Information supplied —
• • • • •

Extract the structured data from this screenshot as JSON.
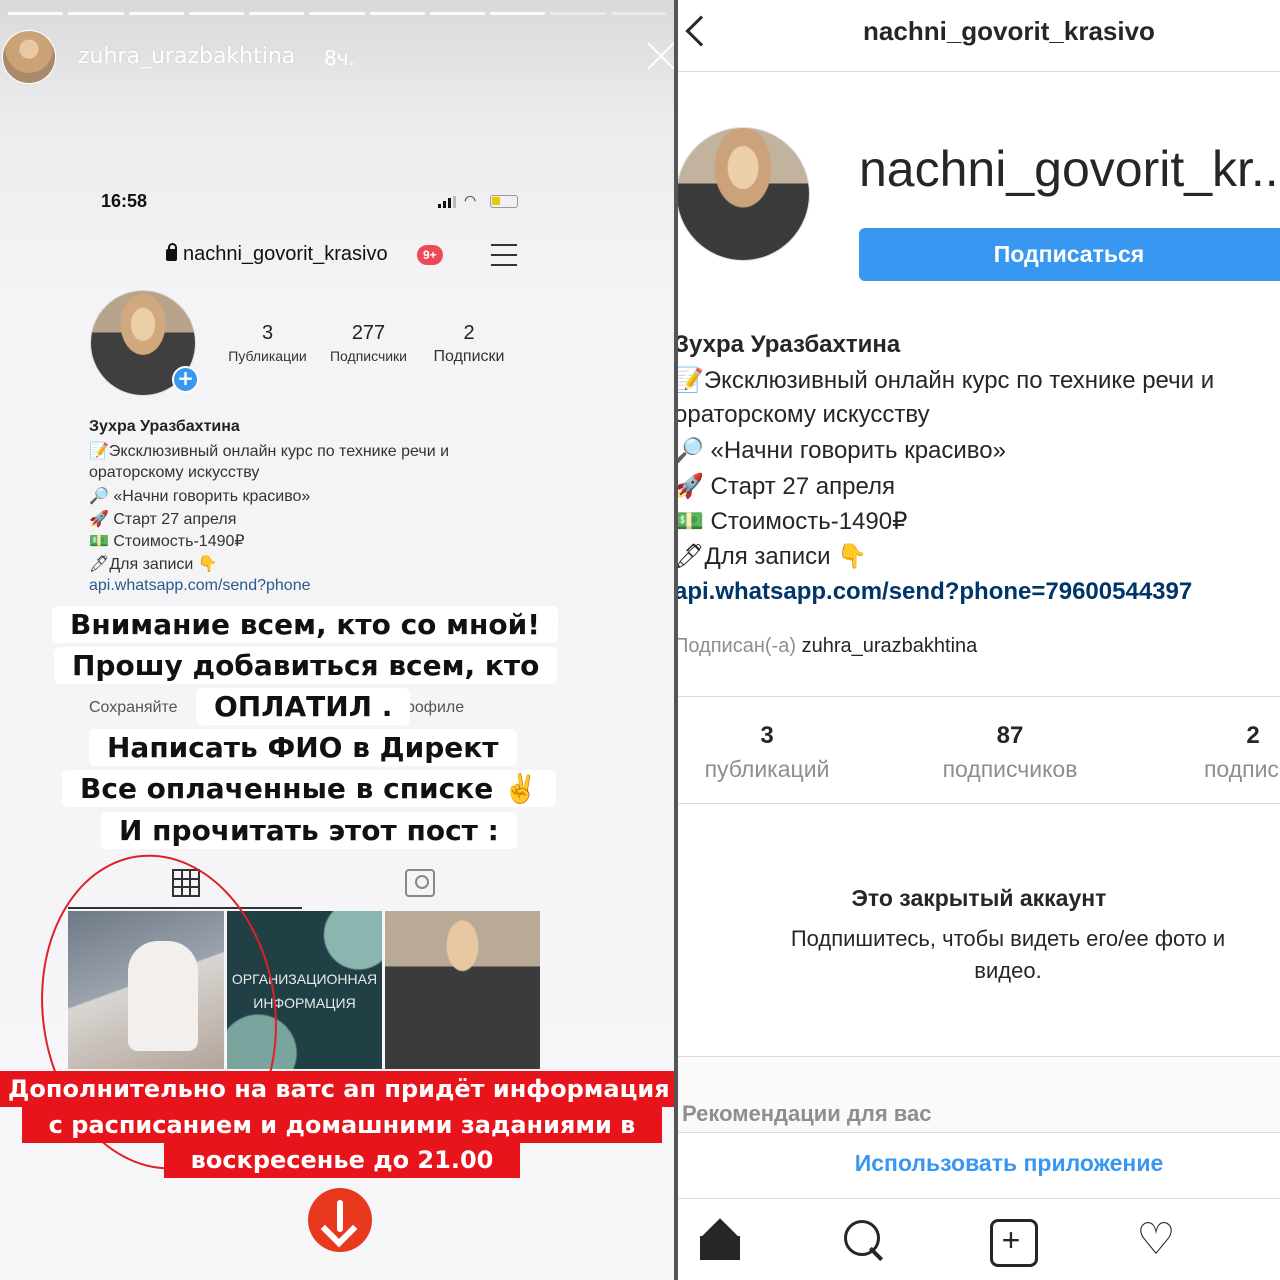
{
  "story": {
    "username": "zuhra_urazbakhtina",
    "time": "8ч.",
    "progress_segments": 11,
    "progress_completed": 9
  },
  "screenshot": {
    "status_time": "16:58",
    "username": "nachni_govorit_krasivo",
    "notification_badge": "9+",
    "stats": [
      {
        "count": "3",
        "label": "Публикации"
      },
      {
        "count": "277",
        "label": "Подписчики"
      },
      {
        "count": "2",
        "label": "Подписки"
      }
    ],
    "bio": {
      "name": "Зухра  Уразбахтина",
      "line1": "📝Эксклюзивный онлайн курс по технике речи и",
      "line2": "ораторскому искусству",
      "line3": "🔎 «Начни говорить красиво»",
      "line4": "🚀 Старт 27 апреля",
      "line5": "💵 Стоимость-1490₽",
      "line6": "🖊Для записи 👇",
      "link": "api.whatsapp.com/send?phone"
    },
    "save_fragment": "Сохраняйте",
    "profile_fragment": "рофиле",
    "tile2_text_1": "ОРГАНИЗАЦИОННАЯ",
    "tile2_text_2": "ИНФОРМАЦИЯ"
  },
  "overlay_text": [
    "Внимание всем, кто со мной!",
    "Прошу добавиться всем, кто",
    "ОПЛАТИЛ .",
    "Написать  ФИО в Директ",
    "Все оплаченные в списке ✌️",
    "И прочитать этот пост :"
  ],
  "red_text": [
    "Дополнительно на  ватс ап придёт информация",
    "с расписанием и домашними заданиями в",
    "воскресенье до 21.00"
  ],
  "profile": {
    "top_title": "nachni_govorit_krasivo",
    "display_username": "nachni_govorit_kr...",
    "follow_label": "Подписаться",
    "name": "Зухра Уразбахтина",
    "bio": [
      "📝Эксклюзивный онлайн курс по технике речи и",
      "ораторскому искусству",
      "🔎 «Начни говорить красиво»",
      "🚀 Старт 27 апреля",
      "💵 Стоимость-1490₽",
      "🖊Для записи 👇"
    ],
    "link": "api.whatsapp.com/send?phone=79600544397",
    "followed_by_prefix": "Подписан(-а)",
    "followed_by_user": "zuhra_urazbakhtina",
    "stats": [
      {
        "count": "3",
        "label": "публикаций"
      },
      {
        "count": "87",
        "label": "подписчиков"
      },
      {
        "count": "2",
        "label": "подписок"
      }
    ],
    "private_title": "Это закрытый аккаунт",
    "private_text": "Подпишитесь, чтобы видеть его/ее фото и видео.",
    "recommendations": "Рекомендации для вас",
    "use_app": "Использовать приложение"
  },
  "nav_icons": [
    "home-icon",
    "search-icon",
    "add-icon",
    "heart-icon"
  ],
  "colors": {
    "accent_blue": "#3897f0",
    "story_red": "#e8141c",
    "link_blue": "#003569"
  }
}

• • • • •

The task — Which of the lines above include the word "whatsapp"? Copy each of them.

Answer to this exercise —
      "link": "api.whatsapp.com/send?phone"
    "link": "api.whatsapp.com/send?phone=79600544397",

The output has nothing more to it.